## [EXERCISE DIRECTIONS]
Looking at the data below, how many lines include the word "count"? Respond with the number only.

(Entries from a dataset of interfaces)
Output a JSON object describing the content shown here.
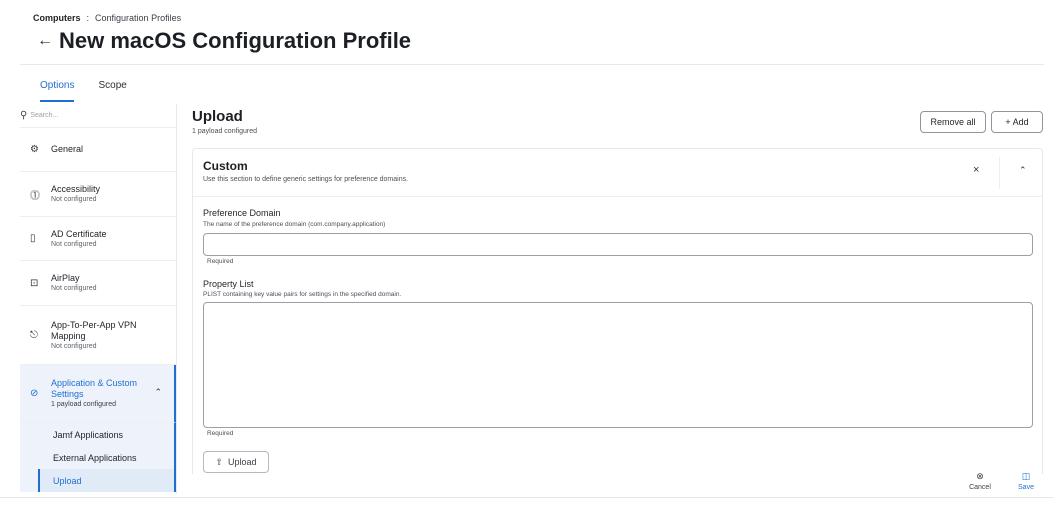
{
  "breadcrumb": {
    "root": "Computers",
    "separator": ":",
    "current": "Configuration Profiles"
  },
  "page": {
    "back_icon": "←",
    "title": "New macOS Configuration Profile"
  },
  "tabs": [
    {
      "label": "Options",
      "active": true
    },
    {
      "label": "Scope",
      "active": false
    }
  ],
  "sidebar": {
    "search_placeholder": "Search...",
    "items": [
      {
        "icon": "gear-icon",
        "glyph": "⚙",
        "label": "General",
        "sub": ""
      },
      {
        "icon": "accessibility-icon",
        "glyph": "⓵",
        "label": "Accessibility",
        "sub": "Not configured"
      },
      {
        "icon": "certificate-icon",
        "glyph": "▯",
        "label": "AD Certificate",
        "sub": "Not configured"
      },
      {
        "icon": "airplay-icon",
        "glyph": "⊡",
        "label": "AirPlay",
        "sub": "Not configured"
      },
      {
        "icon": "lock-icon",
        "glyph": "🔒",
        "label": "App-To-Per-App VPN Mapping",
        "sub": "Not configured"
      },
      {
        "icon": "block-icon",
        "glyph": "⊘",
        "label": "Application & Custom Settings",
        "sub": "1 payload configured"
      }
    ],
    "sub_items": [
      {
        "label": "Jamf Applications"
      },
      {
        "label": "External Applications"
      },
      {
        "label": "Upload"
      }
    ]
  },
  "content": {
    "title": "Upload",
    "subtitle": "1 payload configured",
    "remove_all_label": "Remove all",
    "add_label": "+ Add"
  },
  "card": {
    "title": "Custom",
    "description": "Use this section to define generic settings for preference domains.",
    "close_glyph": "×",
    "collapse_glyph": "⌃"
  },
  "fields": {
    "domain": {
      "label": "Preference Domain",
      "help": "The name of the preference domain (com.company.application)",
      "value": "",
      "required": "Required"
    },
    "plist": {
      "label": "Property List",
      "help": "PLIST containing key value pairs for settings in the specified domain.",
      "value": "",
      "required": "Required"
    },
    "upload_label": "Upload",
    "upload_glyph": "⇧"
  },
  "footer": {
    "cancel_label": "Cancel",
    "cancel_glyph": "⊗",
    "save_label": "Save",
    "save_glyph": "💾"
  },
  "colors": {
    "accent": "#1f6fd1",
    "selected_bg": "#eef3fb"
  }
}
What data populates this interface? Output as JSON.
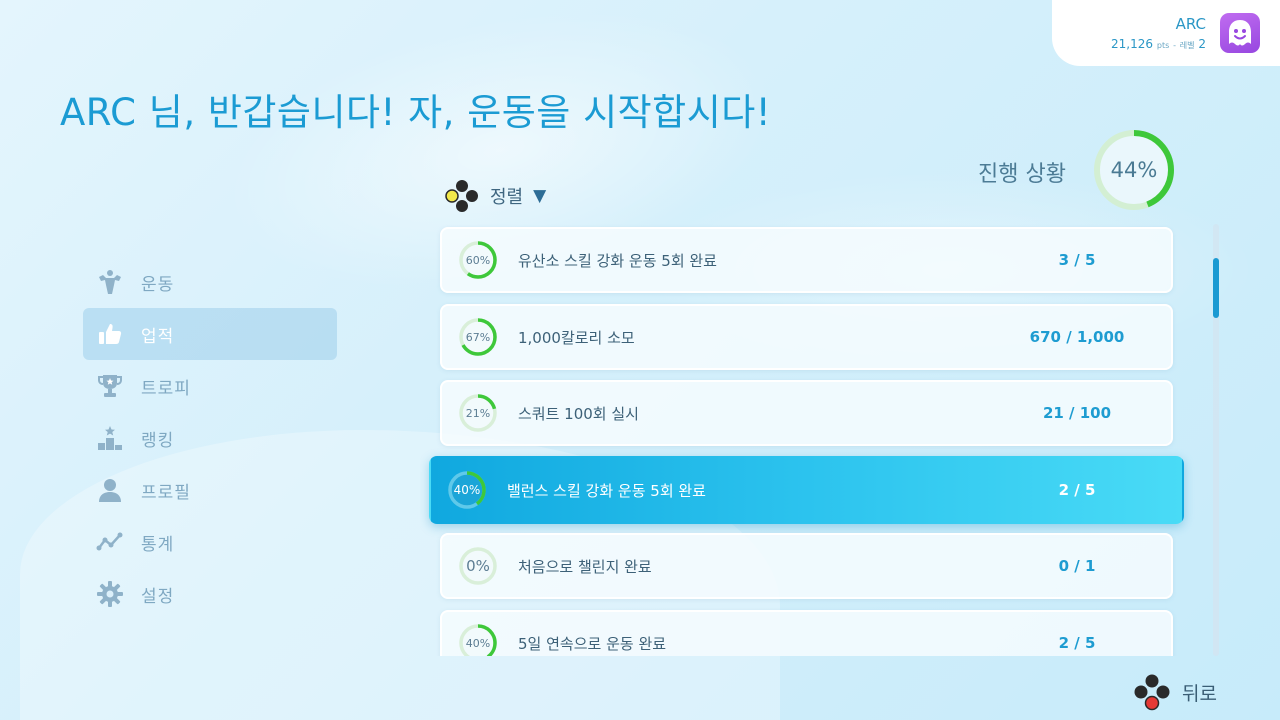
{
  "profile": {
    "name": "ARC",
    "points": "21,126",
    "points_unit": "pts",
    "separator": "-",
    "level_label": "레벨",
    "level": "2"
  },
  "greeting": "ARC 님, 반갑습니다! 자, 운동을 시작합시다!",
  "progress": {
    "label": "진행 상황",
    "percent_text": "44%",
    "value": 0.44
  },
  "sort": {
    "label": "정렬"
  },
  "sidebar": {
    "items": [
      {
        "label": "운동",
        "icon": "muscle-icon"
      },
      {
        "label": "업적",
        "icon": "thumbs-up-icon",
        "active": true
      },
      {
        "label": "트로피",
        "icon": "trophy-icon"
      },
      {
        "label": "랭킹",
        "icon": "podium-icon"
      },
      {
        "label": "프로필",
        "icon": "person-icon"
      },
      {
        "label": "통계",
        "icon": "line-graph-icon"
      },
      {
        "label": "설정",
        "icon": "gear-icon"
      }
    ]
  },
  "achievements": [
    {
      "percent_text": "60%",
      "value": 0.6,
      "title": "유산소 스킬 강화 운동 5회 완료",
      "count": "3 / 5"
    },
    {
      "percent_text": "67%",
      "value": 0.67,
      "title": "1,000칼로리 소모",
      "count": "670 / 1,000"
    },
    {
      "percent_text": "21%",
      "value": 0.21,
      "title": "스쿼트 100회 실시",
      "count": "21 / 100"
    },
    {
      "percent_text": "40%",
      "value": 0.4,
      "title": "밸런스 스킬 강화 운동 5회 완료",
      "count": "2 / 5",
      "selected": true
    },
    {
      "percent_text": "0%",
      "value": 0.0,
      "title": "처음으로 챌린지 완료",
      "count": "0 / 1"
    },
    {
      "percent_text": "40%",
      "value": 0.4,
      "title": "5일 연속으로 운동 완료",
      "count": "2 / 5"
    }
  ],
  "colors": {
    "accent": "#1b9bd3",
    "progress_green": "#3ec83a",
    "selected_gradient_start": "#10a8df",
    "selected_gradient_end": "#49dbf6",
    "avatar": "#a855e8"
  },
  "back": {
    "label": "뒤로"
  }
}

## [WORKED SOLUTION]
6